=== Data listing ===
---+---
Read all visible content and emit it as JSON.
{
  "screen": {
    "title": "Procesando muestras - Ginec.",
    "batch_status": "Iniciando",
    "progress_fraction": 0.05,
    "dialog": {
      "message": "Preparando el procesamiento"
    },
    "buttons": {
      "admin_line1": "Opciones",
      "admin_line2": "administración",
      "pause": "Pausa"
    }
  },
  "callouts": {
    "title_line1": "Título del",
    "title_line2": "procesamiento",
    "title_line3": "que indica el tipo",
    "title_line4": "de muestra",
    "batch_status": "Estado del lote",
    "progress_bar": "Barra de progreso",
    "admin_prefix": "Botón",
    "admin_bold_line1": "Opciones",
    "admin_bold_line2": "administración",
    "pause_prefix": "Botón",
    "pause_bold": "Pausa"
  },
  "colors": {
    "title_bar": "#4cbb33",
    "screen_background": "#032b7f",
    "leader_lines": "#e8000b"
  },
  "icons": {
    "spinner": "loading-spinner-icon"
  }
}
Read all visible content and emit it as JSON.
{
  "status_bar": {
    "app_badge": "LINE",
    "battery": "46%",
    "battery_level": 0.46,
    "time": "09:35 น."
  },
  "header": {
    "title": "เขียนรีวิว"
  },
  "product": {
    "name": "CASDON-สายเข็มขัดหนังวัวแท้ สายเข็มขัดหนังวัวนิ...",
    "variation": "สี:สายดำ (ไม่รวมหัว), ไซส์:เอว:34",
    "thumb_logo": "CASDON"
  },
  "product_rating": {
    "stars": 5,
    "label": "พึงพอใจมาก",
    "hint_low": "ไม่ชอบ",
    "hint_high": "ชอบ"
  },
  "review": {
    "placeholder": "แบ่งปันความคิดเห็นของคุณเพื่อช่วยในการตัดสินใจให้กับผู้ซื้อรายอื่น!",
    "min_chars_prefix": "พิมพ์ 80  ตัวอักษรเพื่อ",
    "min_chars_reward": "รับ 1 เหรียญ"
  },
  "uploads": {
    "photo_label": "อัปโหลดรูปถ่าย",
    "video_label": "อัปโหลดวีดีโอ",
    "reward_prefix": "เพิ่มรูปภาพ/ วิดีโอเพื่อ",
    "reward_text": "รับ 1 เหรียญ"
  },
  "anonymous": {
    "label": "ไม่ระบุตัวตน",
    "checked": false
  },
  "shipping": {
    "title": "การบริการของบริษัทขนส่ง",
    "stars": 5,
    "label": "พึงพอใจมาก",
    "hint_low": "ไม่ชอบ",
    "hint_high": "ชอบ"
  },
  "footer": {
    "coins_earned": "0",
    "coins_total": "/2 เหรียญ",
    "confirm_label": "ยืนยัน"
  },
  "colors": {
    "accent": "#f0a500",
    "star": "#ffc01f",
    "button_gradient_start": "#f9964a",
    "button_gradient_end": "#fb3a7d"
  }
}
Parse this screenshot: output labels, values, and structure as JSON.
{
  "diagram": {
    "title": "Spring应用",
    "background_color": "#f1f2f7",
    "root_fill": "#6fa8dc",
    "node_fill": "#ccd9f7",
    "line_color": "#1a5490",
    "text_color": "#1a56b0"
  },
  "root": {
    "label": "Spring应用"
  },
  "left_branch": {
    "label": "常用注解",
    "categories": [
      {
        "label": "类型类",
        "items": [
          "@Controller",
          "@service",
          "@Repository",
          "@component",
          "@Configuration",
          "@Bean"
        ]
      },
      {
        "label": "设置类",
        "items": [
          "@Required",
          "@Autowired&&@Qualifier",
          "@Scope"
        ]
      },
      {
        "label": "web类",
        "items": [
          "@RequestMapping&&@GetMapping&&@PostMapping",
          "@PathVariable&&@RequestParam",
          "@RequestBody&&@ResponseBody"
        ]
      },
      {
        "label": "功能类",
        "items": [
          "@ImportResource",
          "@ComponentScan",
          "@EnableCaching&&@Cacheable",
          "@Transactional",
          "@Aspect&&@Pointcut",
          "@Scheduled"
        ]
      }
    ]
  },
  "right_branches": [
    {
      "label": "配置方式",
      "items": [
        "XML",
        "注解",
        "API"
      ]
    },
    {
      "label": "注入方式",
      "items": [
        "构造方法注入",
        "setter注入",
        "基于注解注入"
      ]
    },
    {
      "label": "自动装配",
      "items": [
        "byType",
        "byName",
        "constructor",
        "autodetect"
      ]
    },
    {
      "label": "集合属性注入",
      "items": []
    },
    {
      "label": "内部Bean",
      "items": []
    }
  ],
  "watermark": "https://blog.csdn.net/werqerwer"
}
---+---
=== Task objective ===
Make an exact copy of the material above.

=== Completed task ===
Read all visible content and emit it as JSON.
{
  "screen": {
    "title": "Procesando muestras - Ginec.",
    "batch_status": "Iniciando",
    "progress_fraction": 0.05,
    "dialog": {
      "message": "Preparando el procesamiento"
    },
    "buttons": {
      "admin_line1": "Opciones",
      "admin_line2": "administración",
      "pause": "Pausa"
    }
  },
  "callouts": {
    "title_line1": "Título del",
    "title_line2": "procesamiento",
    "title_line3": "que indica el tipo",
    "title_line4": "de muestra",
    "batch_status": "Estado del lote",
    "progress_bar": "Barra de progreso",
    "admin_prefix": "Botón",
    "admin_bold_line1": "Opciones",
    "admin_bold_line2": "administración",
    "pause_prefix": "Botón",
    "pause_bold": "Pausa"
  },
  "colors": {
    "title_bar": "#4cbb33",
    "screen_background": "#032b7f",
    "leader_lines": "#e8000b"
  },
  "icons": {
    "spinner": "loading-spinner-icon"
  }
}
Read all visible content and emit it as JSON.
{
  "status_bar": {
    "app_badge": "LINE",
    "battery": "46%",
    "battery_level": 0.46,
    "time": "09:35 น."
  },
  "header": {
    "title": "เขียนรีวิว"
  },
  "product": {
    "name": "CASDON-สายเข็มขัดหนังวัวแท้ สายเข็มขัดหนังวัวนิ...",
    "variation": "สี:สายดำ (ไม่รวมหัว), ไซส์:เอว:34",
    "thumb_logo": "CASDON"
  },
  "product_rating": {
    "stars": 5,
    "label": "พึงพอใจมาก",
    "hint_low": "ไม่ชอบ",
    "hint_high": "ชอบ"
  },
  "review": {
    "placeholder": "แบ่งปันความคิดเห็นของคุณเพื่อช่วยในการตัดสินใจให้กับผู้ซื้อรายอื่น!",
    "min_chars_prefix": "พิมพ์ 80  ตัวอักษรเพื่อ",
    "min_chars_reward": "รับ 1 เหรียญ"
  },
  "uploads": {
    "photo_label": "อัปโหลดรูปถ่าย",
    "video_label": "อัปโหลดวีดีโอ",
    "reward_prefix": "เพิ่มรูปภาพ/ วิดีโอเพื่อ",
    "reward_text": "รับ 1 เหรียญ"
  },
  "anonymous": {
    "label": "ไม่ระบุตัวตน",
    "checked": false
  },
  "shipping": {
    "title": "การบริการของบริษัทขนส่ง",
    "stars": 5,
    "label": "พึงพอใจมาก",
    "hint_low": "ไม่ชอบ",
    "hint_high": "ชอบ"
  },
  "footer": {
    "coins_earned": "0",
    "coins_total": "/2 เหรียญ",
    "confirm_label": "ยืนยัน"
  },
  "colors": {
    "accent": "#f0a500",
    "star": "#ffc01f",
    "button_gradient_start": "#f9964a",
    "button_gradient_end": "#fb3a7d"
  }
}
Parse this screenshot: output labels, values, and structure as JSON.
{
  "diagram": {
    "title": "Spring应用",
    "background_color": "#f1f2f7",
    "root_fill": "#6fa8dc",
    "node_fill": "#ccd9f7",
    "line_color": "#1a5490",
    "text_color": "#1a56b0"
  },
  "root": {
    "label": "Spring应用"
  },
  "left_branch": {
    "label": "常用注解",
    "categories": [
      {
        "label": "类型类",
        "items": [
          "@Controller",
          "@service",
          "@Repository",
          "@component",
          "@Configuration",
          "@Bean"
        ]
      },
      {
        "label": "设置类",
        "items": [
          "@Required",
          "@Autowired&&@Qualifier",
          "@Scope"
        ]
      },
      {
        "label": "web类",
        "items": [
          "@RequestMapping&&@GetMapping&&@PostMapping",
          "@PathVariable&&@RequestParam",
          "@RequestBody&&@ResponseBody"
        ]
      },
      {
        "label": "功能类",
        "items": [
          "@ImportResource",
          "@ComponentScan",
          "@EnableCaching&&@Cacheable",
          "@Transactional",
          "@Aspect&&@Pointcut",
          "@Scheduled"
        ]
      }
    ]
  },
  "right_branches": [
    {
      "label": "配置方式",
      "items": [
        "XML",
        "注解",
        "API"
      ]
    },
    {
      "label": "注入方式",
      "items": [
        "构造方法注入",
        "setter注入",
        "基于注解注入"
      ]
    },
    {
      "label": "自动装配",
      "items": [
        "byType",
        "byName",
        "constructor",
        "autodetect"
      ]
    },
    {
      "label": "集合属性注入",
      "items": []
    },
    {
      "label": "内部Bean",
      "items": []
    }
  ],
  "watermark": "https://blog.csdn.net/werqerwer"
}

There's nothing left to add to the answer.